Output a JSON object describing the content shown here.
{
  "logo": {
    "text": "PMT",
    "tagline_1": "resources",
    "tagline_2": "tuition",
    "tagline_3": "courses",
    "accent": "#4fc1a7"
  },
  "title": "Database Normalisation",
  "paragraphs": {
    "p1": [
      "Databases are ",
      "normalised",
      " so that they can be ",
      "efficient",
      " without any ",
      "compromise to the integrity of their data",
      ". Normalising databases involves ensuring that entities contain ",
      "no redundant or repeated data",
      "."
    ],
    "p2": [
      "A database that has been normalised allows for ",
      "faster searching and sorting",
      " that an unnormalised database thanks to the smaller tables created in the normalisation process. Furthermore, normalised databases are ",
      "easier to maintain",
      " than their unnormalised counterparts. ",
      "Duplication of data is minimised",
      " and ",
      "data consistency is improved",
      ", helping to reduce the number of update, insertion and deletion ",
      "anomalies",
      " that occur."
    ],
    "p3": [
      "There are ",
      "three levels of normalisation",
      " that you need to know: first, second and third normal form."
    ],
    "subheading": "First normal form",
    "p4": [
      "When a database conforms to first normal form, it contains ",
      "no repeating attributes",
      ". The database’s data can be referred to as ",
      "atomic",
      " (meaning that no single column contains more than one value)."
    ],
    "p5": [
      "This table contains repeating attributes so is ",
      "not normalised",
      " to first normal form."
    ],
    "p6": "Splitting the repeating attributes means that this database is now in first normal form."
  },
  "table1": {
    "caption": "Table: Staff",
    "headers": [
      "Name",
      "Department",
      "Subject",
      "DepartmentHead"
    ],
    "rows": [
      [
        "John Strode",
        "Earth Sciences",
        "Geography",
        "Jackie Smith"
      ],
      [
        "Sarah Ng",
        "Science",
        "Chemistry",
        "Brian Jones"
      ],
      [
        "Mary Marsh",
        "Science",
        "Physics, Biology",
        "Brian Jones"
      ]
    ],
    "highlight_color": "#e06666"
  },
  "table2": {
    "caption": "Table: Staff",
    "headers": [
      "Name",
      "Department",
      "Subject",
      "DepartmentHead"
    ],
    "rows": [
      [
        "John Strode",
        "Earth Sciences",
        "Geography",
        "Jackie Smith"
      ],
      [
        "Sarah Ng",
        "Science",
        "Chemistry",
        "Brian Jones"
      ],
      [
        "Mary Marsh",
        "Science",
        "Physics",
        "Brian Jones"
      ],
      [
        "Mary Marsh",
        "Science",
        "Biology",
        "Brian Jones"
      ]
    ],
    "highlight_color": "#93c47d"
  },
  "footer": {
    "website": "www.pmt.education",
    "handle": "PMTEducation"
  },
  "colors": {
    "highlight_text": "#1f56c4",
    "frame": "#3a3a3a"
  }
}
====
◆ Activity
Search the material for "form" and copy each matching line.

◆ The answer
      " that you need to know: first, second and third normal form."
    "subheading": "First normal form",
      "When a database conforms to first normal form, it contains ",
      " to first normal form."
    "p6": "Splitting the repeating attributes means that this database is now in first normal form."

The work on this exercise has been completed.